Check the material that follows and say how many lines include the string "title", giving the number alone.

→ **Supplied entries**:
* * *

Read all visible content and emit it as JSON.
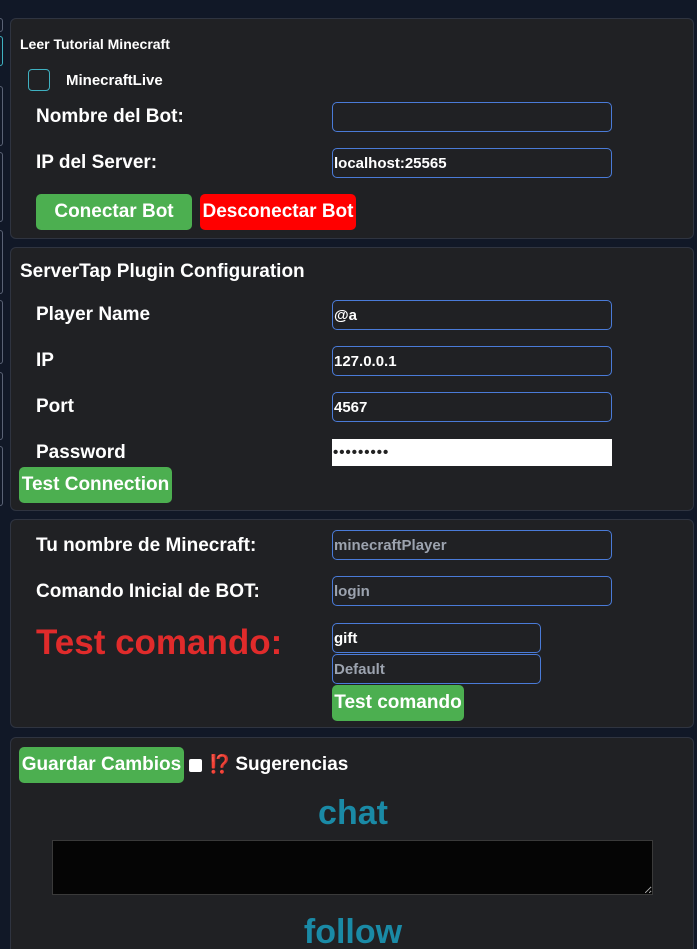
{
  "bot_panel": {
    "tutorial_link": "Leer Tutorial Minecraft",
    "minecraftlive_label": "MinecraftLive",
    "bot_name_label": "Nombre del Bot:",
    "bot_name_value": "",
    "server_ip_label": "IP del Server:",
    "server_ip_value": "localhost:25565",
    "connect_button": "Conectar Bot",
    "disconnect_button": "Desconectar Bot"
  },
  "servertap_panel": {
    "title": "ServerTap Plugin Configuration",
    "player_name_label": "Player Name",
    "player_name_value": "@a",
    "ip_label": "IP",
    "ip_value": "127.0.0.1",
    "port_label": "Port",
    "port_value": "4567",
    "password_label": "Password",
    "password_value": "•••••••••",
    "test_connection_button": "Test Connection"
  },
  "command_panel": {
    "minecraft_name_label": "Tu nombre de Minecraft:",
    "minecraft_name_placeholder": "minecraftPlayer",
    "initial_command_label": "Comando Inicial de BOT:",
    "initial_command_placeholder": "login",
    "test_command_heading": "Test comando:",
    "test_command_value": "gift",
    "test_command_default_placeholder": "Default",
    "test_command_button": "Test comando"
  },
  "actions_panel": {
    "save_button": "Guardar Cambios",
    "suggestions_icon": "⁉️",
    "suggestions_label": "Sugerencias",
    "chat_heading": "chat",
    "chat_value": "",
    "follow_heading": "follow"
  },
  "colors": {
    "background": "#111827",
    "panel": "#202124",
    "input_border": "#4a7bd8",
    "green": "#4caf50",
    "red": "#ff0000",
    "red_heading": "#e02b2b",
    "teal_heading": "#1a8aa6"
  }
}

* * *

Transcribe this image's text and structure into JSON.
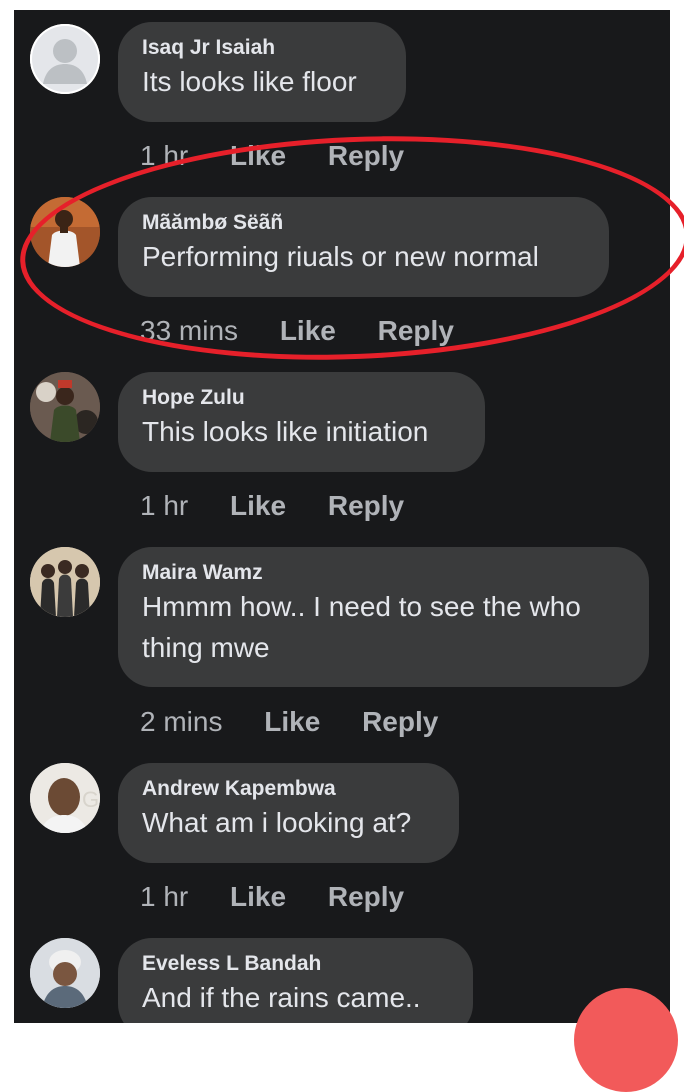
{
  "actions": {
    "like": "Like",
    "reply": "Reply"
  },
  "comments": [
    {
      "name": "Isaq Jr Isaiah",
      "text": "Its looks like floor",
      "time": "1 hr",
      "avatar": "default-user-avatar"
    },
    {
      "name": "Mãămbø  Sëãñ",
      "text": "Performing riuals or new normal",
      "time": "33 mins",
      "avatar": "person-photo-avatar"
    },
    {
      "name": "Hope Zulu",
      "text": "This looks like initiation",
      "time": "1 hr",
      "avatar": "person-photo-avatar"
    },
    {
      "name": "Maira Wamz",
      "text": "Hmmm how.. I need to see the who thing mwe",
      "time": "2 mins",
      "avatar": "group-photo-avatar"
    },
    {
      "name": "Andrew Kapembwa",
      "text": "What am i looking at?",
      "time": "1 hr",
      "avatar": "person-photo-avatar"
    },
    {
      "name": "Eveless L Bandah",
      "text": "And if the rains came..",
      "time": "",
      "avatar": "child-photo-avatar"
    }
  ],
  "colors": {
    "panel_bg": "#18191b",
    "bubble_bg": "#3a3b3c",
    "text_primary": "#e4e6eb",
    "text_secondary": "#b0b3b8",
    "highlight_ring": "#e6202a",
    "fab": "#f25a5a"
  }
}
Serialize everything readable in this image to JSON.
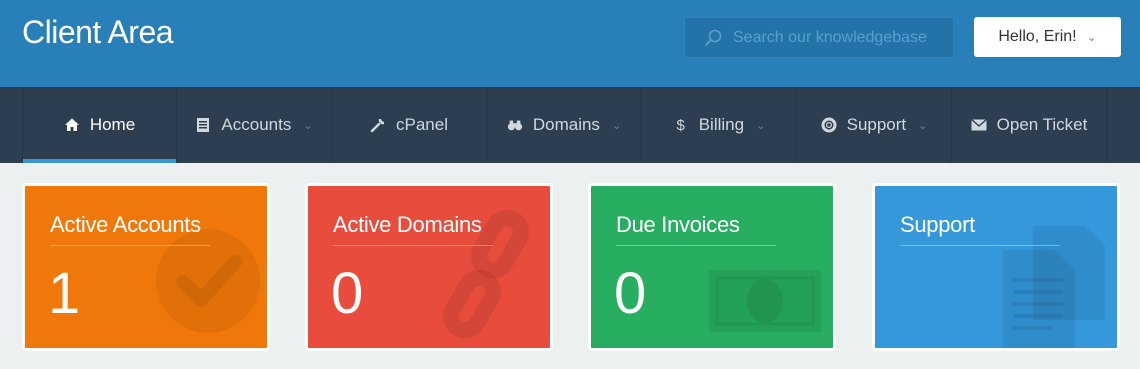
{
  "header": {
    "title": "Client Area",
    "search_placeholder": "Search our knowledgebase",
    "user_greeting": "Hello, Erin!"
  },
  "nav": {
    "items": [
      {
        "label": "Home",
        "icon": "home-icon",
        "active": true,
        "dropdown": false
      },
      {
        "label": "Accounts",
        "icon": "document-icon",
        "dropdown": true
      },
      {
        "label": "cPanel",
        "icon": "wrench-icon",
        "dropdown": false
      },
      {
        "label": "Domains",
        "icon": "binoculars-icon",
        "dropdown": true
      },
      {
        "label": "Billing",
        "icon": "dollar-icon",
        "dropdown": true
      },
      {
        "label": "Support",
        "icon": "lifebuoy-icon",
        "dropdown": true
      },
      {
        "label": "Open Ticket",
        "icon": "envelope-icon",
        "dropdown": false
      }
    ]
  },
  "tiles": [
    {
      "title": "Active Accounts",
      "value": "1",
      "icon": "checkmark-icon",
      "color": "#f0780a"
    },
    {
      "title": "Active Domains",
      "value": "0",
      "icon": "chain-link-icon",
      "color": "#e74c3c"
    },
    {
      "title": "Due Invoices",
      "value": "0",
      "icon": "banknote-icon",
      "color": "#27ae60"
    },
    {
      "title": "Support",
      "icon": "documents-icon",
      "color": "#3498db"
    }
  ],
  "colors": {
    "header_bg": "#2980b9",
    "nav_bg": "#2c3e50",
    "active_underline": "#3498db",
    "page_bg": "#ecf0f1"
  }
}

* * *

→ **Written reply**: 6